|US20030210848 *||Sep 27, 2001||Nov 13, 2003||Mark Troll||"optical switch controlled by selective activation and deactivation of an optical source"|
|US20090222338 *||Mar 3, 2008||Sep 3, 2009||Hamilton Ii Rick A||Monitoring and Rewards Methodologies for "Green" Use of Vehicles|
|USRE44976||Sep 22, 2000||Jul 1, 2014||Envirotest Systems Holdings Corp.||Speed and acceleration monitoring device using visible laser beams|
|U.S. Classification||73/23.31, 194/202|
|International Classification||G01N21/31, G01N1/22|
|Cooperative Classification||G01N1/22, G01N2021/3196|
|Aug 8, 1995||AS||Assignment|
Owner name: ENVIRONMENTAL SYSTEMS PRODUCTS, INC., CONNECTICUT
Free format text: ASSIGNMENT OF ASSIGNORS INTEREST;ASSIGNOR:TEDESCHI, RINALDO R.;REEL/FRAME:007617/0700
Effective date: 19950701
|Apr 9, 1998||AS||Assignment|
Owner name: GOVERNOR AND COMPANY OF THE BANK OF SCOTLAND, AS A
Free format text: ASSIGNMENT OF ASSIGNORS INTEREST;ASSIGNOR:ENVIRONMENTAL SYSTEMS PRODUCTS, INC.;REEL/FRAME:009075/0503
Effective date: 19980401
|May 18, 1998||AS||Assignment|
Owner name: BANK OF AMERICA NATIONAL TRUST AND SAVINGS ASSOCIA
Free format text: SECURITY AGREEMENT;ASSIGNOR:ENVIRONMENTAL SYSTEMS PRODUCTS, INC.;REEL/FRAME:009197/0031
Effective date: 19980324
|Oct 21, 1998||AS||Assignment|
Owner name: ENVIRONMENTAL SYSTEMS PRODUCTS, INC., CONNECTICUT

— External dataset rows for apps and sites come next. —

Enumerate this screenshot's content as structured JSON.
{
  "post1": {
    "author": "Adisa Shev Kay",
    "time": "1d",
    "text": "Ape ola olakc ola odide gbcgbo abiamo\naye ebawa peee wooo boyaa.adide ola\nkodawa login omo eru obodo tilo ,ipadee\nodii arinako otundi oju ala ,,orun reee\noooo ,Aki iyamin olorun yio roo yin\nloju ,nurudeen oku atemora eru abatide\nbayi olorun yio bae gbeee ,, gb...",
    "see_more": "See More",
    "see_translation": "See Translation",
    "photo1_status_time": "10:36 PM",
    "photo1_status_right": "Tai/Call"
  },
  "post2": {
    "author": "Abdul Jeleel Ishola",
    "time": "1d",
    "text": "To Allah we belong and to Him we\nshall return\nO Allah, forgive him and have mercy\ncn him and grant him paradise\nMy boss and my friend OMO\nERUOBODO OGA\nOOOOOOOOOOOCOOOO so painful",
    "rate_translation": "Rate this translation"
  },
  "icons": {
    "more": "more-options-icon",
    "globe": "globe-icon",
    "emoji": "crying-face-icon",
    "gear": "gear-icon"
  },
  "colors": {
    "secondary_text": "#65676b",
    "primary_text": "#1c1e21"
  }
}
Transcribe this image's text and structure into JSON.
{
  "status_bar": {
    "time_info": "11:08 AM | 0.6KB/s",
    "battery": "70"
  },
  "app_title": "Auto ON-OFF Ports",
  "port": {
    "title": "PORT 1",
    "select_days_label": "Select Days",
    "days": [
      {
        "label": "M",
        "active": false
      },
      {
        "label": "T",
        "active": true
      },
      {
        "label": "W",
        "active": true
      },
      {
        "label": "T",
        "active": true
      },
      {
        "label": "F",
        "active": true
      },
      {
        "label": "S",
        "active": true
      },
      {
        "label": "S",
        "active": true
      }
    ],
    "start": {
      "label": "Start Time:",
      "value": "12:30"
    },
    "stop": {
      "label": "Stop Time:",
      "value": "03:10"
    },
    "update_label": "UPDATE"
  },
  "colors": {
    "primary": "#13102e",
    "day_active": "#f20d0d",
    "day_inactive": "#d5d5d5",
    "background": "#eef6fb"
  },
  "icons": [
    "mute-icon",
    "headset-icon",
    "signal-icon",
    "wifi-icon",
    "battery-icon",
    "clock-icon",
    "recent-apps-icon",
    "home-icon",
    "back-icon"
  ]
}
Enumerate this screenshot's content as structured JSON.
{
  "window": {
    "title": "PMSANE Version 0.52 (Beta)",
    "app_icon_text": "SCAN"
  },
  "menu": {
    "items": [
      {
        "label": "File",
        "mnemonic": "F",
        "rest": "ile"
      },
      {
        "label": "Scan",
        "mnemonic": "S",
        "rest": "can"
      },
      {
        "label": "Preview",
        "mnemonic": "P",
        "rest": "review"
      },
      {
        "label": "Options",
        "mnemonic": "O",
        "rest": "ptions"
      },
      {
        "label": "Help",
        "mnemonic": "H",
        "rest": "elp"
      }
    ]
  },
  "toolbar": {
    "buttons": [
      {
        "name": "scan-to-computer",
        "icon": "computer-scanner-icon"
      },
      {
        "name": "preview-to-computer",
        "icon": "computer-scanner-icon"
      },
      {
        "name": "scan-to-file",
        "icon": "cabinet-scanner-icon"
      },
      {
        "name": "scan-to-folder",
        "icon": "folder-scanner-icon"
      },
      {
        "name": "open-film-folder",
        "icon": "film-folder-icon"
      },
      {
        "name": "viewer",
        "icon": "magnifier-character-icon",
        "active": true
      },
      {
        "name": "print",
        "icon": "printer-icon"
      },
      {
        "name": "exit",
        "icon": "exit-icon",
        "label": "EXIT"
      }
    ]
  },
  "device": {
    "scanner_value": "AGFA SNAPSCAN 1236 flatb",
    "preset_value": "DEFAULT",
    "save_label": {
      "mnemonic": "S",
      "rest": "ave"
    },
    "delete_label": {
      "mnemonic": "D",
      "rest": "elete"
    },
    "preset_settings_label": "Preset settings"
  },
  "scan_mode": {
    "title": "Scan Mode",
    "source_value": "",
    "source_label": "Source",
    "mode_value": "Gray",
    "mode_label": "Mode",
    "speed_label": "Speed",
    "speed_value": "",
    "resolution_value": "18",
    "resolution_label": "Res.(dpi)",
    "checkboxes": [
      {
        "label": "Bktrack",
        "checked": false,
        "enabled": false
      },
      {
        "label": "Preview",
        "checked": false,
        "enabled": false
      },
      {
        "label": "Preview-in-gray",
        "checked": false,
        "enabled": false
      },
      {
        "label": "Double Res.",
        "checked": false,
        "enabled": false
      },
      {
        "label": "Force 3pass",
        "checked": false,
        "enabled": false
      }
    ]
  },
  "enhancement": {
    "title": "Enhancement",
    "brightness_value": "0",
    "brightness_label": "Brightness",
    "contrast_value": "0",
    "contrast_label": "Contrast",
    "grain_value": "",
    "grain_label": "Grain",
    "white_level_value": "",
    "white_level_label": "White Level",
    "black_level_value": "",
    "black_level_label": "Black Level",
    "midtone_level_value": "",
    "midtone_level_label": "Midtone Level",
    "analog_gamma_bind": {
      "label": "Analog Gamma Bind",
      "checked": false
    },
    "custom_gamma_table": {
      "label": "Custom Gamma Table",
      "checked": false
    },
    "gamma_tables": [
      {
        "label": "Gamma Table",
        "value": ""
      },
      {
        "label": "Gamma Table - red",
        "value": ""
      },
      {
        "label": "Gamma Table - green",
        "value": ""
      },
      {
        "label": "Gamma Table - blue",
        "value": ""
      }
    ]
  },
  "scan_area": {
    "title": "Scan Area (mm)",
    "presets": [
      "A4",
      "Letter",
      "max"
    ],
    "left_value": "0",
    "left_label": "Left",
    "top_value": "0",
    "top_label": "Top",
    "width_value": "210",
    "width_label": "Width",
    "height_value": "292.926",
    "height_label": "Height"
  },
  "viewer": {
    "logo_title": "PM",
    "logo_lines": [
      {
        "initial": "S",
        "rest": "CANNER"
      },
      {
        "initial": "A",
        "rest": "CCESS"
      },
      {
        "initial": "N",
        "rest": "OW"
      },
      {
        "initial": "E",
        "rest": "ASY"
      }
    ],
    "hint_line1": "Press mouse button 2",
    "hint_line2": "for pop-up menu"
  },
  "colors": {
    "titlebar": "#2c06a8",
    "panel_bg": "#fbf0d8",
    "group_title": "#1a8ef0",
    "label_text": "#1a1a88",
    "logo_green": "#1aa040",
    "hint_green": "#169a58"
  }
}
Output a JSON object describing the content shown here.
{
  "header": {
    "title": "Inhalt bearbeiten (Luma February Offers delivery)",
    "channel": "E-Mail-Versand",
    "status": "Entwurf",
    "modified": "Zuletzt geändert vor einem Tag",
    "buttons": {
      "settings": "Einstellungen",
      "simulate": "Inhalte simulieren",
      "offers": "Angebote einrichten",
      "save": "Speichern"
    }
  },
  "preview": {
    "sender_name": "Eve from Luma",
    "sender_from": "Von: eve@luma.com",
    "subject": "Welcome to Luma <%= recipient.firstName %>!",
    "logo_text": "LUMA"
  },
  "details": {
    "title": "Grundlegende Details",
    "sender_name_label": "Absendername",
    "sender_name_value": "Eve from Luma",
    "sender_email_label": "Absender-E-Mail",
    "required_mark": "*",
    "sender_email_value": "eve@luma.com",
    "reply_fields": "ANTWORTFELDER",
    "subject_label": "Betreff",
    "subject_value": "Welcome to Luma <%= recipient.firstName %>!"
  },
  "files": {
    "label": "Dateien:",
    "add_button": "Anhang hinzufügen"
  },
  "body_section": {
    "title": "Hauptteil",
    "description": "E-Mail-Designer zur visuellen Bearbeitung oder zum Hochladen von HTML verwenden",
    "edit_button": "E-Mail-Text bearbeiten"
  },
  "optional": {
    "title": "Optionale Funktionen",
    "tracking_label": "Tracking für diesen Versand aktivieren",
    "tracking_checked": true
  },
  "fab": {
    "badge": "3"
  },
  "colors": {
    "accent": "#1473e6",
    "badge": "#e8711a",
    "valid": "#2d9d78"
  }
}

Free format text: RELEASE;ASSIGNOR:BANK OF AMERICA NATIONAL TRUST AND SAVINGS ASSOCIATION;REEL/FRAME:009525/0730
Effective date: 19981013
|Oct 22, 1998||AS||Assignment|
Owner name: ENVIRONMENTAL SYSTEMS PRODUCTS, INC., CONNECTICUT
Free format text: ASSIGNMENT, TERMINATION AND RELEASE OF SECURITY INTEREST;ASSIGNOR:GOVERNOR AND COMPANY OF THE BANK OF SCOTLAND, THE;REEL/FRAME:009525/0688
Effective date: 19980501
|Dec 10, 1999||FPAY||Fee payment|
Year of fee payment: 4
|Apr 21, 2000||AS||Assignment|
|Dec 23, 2003||AS||Assignment|
|Dec 24, 2003||AS||Assignment|
|Dec 31, 2003||REMI||Maintenance fee reminder mailed|
|Jan 5, 2004||AS||Assignment|
|Jan 6, 2004||AS||Assignment|
|Jun 14, 2004||LAPS||Lapse for failure to pay maintenance fees|
|Aug 10, 2004||FP||Expired due to failure to pay maintenance fee|
Effective date: 20040611